The four-year loan has a rate of 375 over Libor with a floor of 4 percent, according to a representative for the broker. HKS principals Jerry Swartz and Ayush Kapahi worked on the deal.
Dalan Management has paid $36 million for two Midtown South office properties comprised of 22 full-floor office lofts and ground-floor retail space as part of a 1031 exchange, Commercial Observer has learned.
The company bought the 12-story buildings at 10 East 33rd Street and 12 East 33rd Street between Madison and Fifth Avenues from Adee Associates, said Daniel Wrublin, a co-founder and principal at Dalan Management, after selling three Washington Heights buildings in November for $16 million.
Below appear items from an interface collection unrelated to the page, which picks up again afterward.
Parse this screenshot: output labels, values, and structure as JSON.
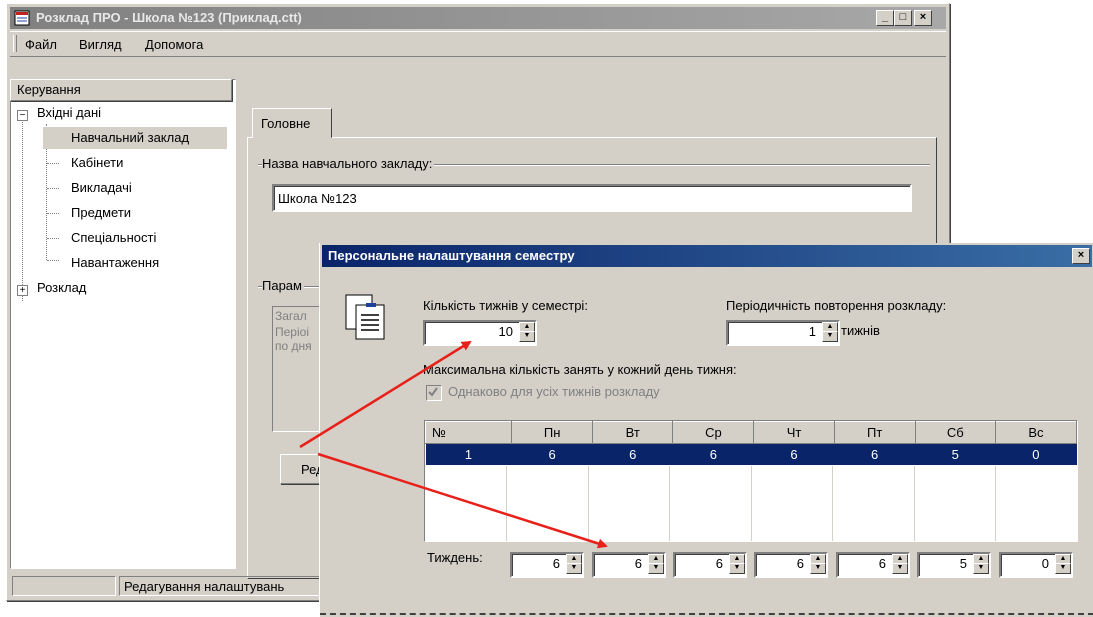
{
  "window": {
    "title": "Розклад ПРО - Школа №123 (Приклад.ctt)",
    "minimize": "_",
    "maximize": "□",
    "close": "×"
  },
  "menu": [
    "Файл",
    "Вигляд",
    "Допомога"
  ],
  "tree": {
    "header": "Керування",
    "root1": "Вхідні дані",
    "children": [
      "Навчальний заклад",
      "Кабінети",
      "Викладачі",
      "Предмети",
      "Спеціальності",
      "Навантаження"
    ],
    "root2": "Розклад",
    "expand_minus": "−",
    "expand_plus": "+"
  },
  "tab": {
    "label": "Головне",
    "institution_group": "Назва навчального закладу:",
    "institution_name": "Школа №123",
    "params_group": "Парам",
    "params_lines": [
      "Загал",
      "Періоі",
      "по дня"
    ],
    "edit_button": "Ред"
  },
  "status": {
    "cell1": "",
    "cell2": "Редагування налаштувань"
  },
  "dialog": {
    "title": "Персональне налаштування семестру",
    "close": "×",
    "weeks_label": "Кількість тижнів у семестрі:",
    "weeks_value": "10",
    "period_label": "Періодичність повторення розкладу:",
    "period_value": "1",
    "period_unit": "тижнів",
    "max_label": "Максимальна кількість занять у кожний день тижня:",
    "same_checkbox": "Однаково для усіх тижнів розкладу",
    "same_checked": true,
    "grid_headers": [
      "№",
      "Пн",
      "Вт",
      "Ср",
      "Чт",
      "Пт",
      "Сб",
      "Вс"
    ],
    "grid_rows": [
      [
        "1",
        "6",
        "6",
        "6",
        "6",
        "6",
        "5",
        "0"
      ]
    ],
    "week_label": "Тиждень:",
    "week_values": [
      "6",
      "6",
      "6",
      "6",
      "6",
      "5",
      "0"
    ],
    "spin_up": "▲",
    "spin_down": "▼"
  },
  "colors": {
    "face": "#d4d0c8",
    "selection": "#0a246a",
    "arrow": "#e8201a"
  }
}
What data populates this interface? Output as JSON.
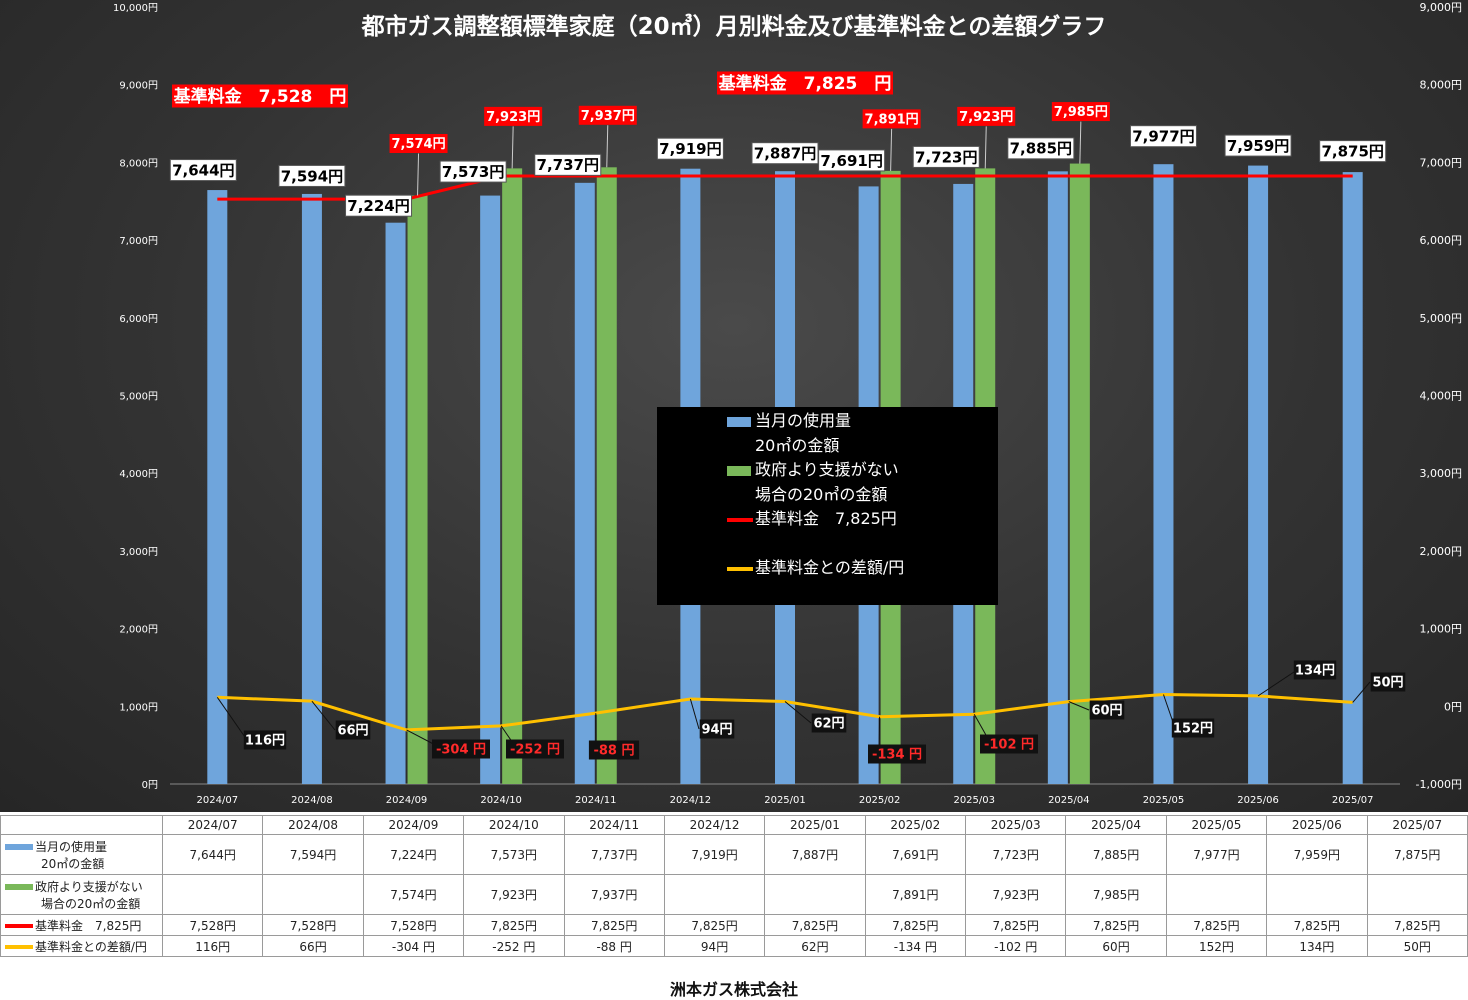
{
  "title": "都市ガス調整額標準家庭（20㎥）月別料金及び基準料金との差額グラフ",
  "company": "洲本ガス株式会社",
  "colors": {
    "blue": "#6fa5dc",
    "green": "#7ab85a",
    "red": "#ff0000",
    "yellow": "#ffc000",
    "label_bg": "#ffffff",
    "red_label_bg": "#ff0000",
    "diff_label_bg": "#111111"
  },
  "base_fee_labels": [
    "基準料金　7,528　円",
    "基準料金　7,825　円"
  ],
  "legend": {
    "blue_line1": "当月の使用量",
    "blue_line2": "20㎥の金額",
    "green_line1": "政府より支援がない",
    "green_line2": "場合の20㎥の金額",
    "red": "基準料金　7,825円",
    "yellow": "基準料金との差額/円"
  },
  "left_axis_ticks": [
    "0円",
    "1,000円",
    "2,000円",
    "3,000円",
    "4,000円",
    "5,000円",
    "6,000円",
    "7,000円",
    "8,000円",
    "9,000円",
    "10,000円"
  ],
  "right_axis_ticks": [
    "-1,000円",
    "0円",
    "1,000円",
    "2,000円",
    "3,000円",
    "4,000円",
    "5,000円",
    "6,000円",
    "7,000円",
    "8,000円",
    "9,000円"
  ],
  "chart_data": {
    "type": "bar",
    "title": "都市ガス調整額標準家庭（20㎥）月別料金及び基準料金との差額グラフ",
    "categories": [
      "2024/07",
      "2024/08",
      "2024/09",
      "2024/10",
      "2024/11",
      "2024/12",
      "2025/01",
      "2025/02",
      "2025/03",
      "2025/04",
      "2025/05",
      "2025/06",
      "2025/07"
    ],
    "ylim": [
      0,
      10000
    ],
    "y2lim": [
      -1000,
      9000
    ],
    "legend_position": "center",
    "series": [
      {
        "name": "当月の使用量 20㎥の金額",
        "type": "bar",
        "axis": "left",
        "values": [
          7644,
          7594,
          7224,
          7573,
          7737,
          7919,
          7887,
          7691,
          7723,
          7885,
          7977,
          7959,
          7875
        ],
        "labels": [
          "7,644円",
          "7,594円",
          "7,224円",
          "7,573円",
          "7,737円",
          "7,919円",
          "7,887円",
          "7,691円",
          "7,723円",
          "7,885円",
          "7,977円",
          "7,959円",
          "7,875円"
        ]
      },
      {
        "name": "政府より支援がない 場合の20㎥の金額",
        "type": "bar",
        "axis": "left",
        "values": [
          null,
          null,
          7574,
          7923,
          7937,
          null,
          null,
          7891,
          7923,
          7985,
          null,
          null,
          null
        ],
        "labels": [
          "",
          "",
          "7,574円",
          "7,923円",
          "7,937円",
          "",
          "",
          "7,891円",
          "7,923円",
          "7,985円",
          "",
          "",
          ""
        ]
      },
      {
        "name": "基準料金　7,825円",
        "type": "line",
        "axis": "left",
        "values": [
          7528,
          7528,
          7528,
          7825,
          7825,
          7825,
          7825,
          7825,
          7825,
          7825,
          7825,
          7825,
          7825
        ],
        "labels": [
          "7,528円",
          "7,528円",
          "7,528円",
          "7,825円",
          "7,825円",
          "7,825円",
          "7,825円",
          "7,825円",
          "7,825円",
          "7,825円",
          "7,825円",
          "7,825円",
          "7,825円"
        ]
      },
      {
        "name": "基準料金との差額/円",
        "type": "line",
        "axis": "right",
        "values": [
          116,
          66,
          -304,
          -252,
          -88,
          94,
          62,
          -134,
          -102,
          60,
          152,
          134,
          50
        ],
        "labels": [
          "116円",
          "66円",
          "-304 円",
          "-252 円",
          "-88 円",
          "94円",
          "62円",
          "-134 円",
          "-102 円",
          "60円",
          "152円",
          "134円",
          "50円"
        ]
      }
    ]
  },
  "table": {
    "row_labels": {
      "blue_line1": "当月の使用量",
      "blue_line2": "20㎥の金額",
      "green_line1": "政府より支援がない",
      "green_line2": "場合の20㎥の金額",
      "red": "基準料金　7,825円",
      "yellow": "基準料金との差額/円"
    }
  }
}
The East 33rd Street buildings comprise 61,100 square feet and could be converted into residences or a hotel.
Dalan Management has purchased several retail condominium units in the Flatiron District, which were developed and formerly owned by Extell Development, for $9.8 million, Commercial Observer has learned.
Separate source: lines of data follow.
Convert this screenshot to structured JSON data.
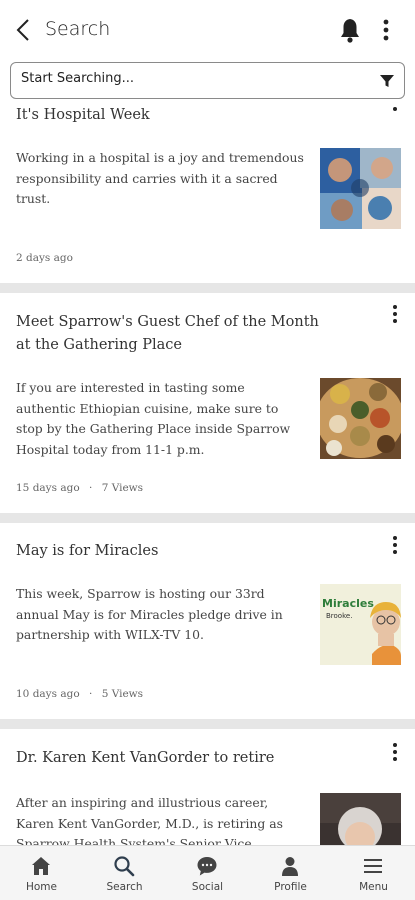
{
  "header": {
    "title": "Search"
  },
  "search": {
    "placeholder": "Start Searching..."
  },
  "articles": [
    {
      "title": "It's Hospital Week",
      "excerpt": "Working in a hospital is a joy and tremendous responsibility and carries with it a sacred trust.",
      "age": "2 days ago",
      "views": "",
      "thumb": "hospital-staff-collage"
    },
    {
      "title": "Meet Sparrow's Guest Chef of the Month at the Gathering Place",
      "excerpt": "If you are interested in tasting some authentic Ethiopian cuisine, make sure to stop by the Gathering Place inside Sparrow Hospital today from 11-1 p.m.",
      "age": "15 days ago",
      "views": "7 Views",
      "thumb": "ethiopian-food-platter"
    },
    {
      "title": "May is for Miracles",
      "excerpt": "This week, Sparrow is hosting our 33rd annual May is for Miracles pledge drive in partnership with WILX-TV 10.",
      "age": "10 days ago",
      "views": "5 Views",
      "thumb": "miracles-brooke-photo",
      "thumb_text_1": "Miracles",
      "thumb_text_2": "Brooke."
    },
    {
      "title": "Dr. Karen Kent VanGorder to retire",
      "excerpt": "After an inspiring and illustrious career, Karen Kent VanGorder, M.D., is retiring as Sparrow Health System's Senior Vice President and Chief Medical",
      "age": "",
      "views": "",
      "thumb": "portrait-photo"
    }
  ],
  "meta_separator": "·",
  "tabs": [
    {
      "label": "Home",
      "icon": "home-icon"
    },
    {
      "label": "Search",
      "icon": "search-icon"
    },
    {
      "label": "Social",
      "icon": "chat-bubble-icon"
    },
    {
      "label": "Profile",
      "icon": "person-icon"
    },
    {
      "label": "Menu",
      "icon": "hamburger-menu-icon"
    }
  ],
  "colors": {
    "accent": "#2f3e4e",
    "divider": "#e6e6e6",
    "tab_bg": "#f5f5f5"
  }
}
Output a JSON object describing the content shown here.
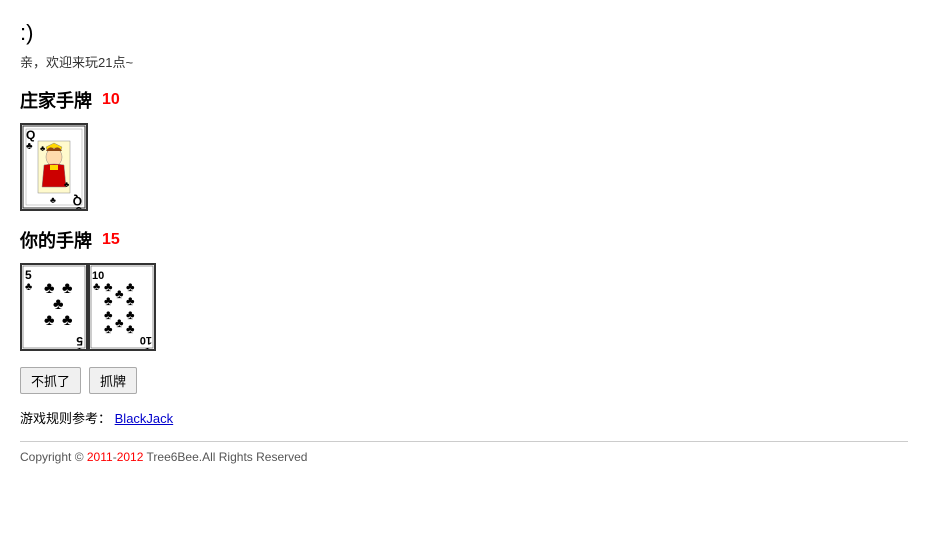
{
  "smiley": ":)",
  "welcome": "亲，欢迎来玩21点~",
  "dealer": {
    "label": "庄家手牌",
    "score": "10",
    "cards": [
      {
        "rank": "Q",
        "suit": "clubs",
        "type": "face"
      }
    ]
  },
  "player": {
    "label": "你的手牌",
    "score": "15",
    "cards": [
      {
        "rank": "5",
        "suit": "clubs",
        "type": "pip",
        "value": 5
      },
      {
        "rank": "10",
        "suit": "clubs",
        "type": "pip",
        "value": 10
      }
    ]
  },
  "buttons": {
    "stand": "不抓了",
    "hit": "抓牌"
  },
  "rules": {
    "prefix": "游戏规则参考：",
    "link_text": "BlackJack",
    "link_url": "#"
  },
  "footer": {
    "text": "Copyright © 2011-2012 Tree6Bee.All Rights Reserved",
    "year1": "2011",
    "year2": "2012"
  }
}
The 9,000-square-foot, off-market deal included two ground-floor units at Altair 18 at 32 West 18th Street and one ground-floor unit at Altair 20 at 15 West 20th Street, plus a 1,000- to 1,500-square-foot vacant basement space in the 18th Street building, said Dalan Principal Daniel Wrublin. The deal closed less than two weeks ago. Mr. Wrublin said the seller is an Israeli entity.
James Nelson recently ushered a dozen Colgate University undergraduate students on a tour through The Abingdon, a West Village nursing home-turned-luxury condo where some units, which sold out this month, ran for more than $10 million.
With the help of his team, Mr. Nelson, a partner at Massey Knakal, sold the property at 607 Hudson Street for just over $33 million to Flank Architects in 2011 on behalf of nonprofit group VillageCare, which previously ran a nursing home there.
Much like the undergrads, the investment sales heavyweight traveled The Abingdon’s hallways with looks of awe, as Jon Kully, a principal at Flank, led the group into its sprawling condos. The building bore no resemblance to the nursing home Mr. Nelson had first stepped foot into in 2007. “They had 200 beds packed in there, and it wasn’t up to code, and it was in desperate need of renovation,” he said. “This was a complete transformation. It really was amazing what they did, and to know that I had a small part in making that happen was great.”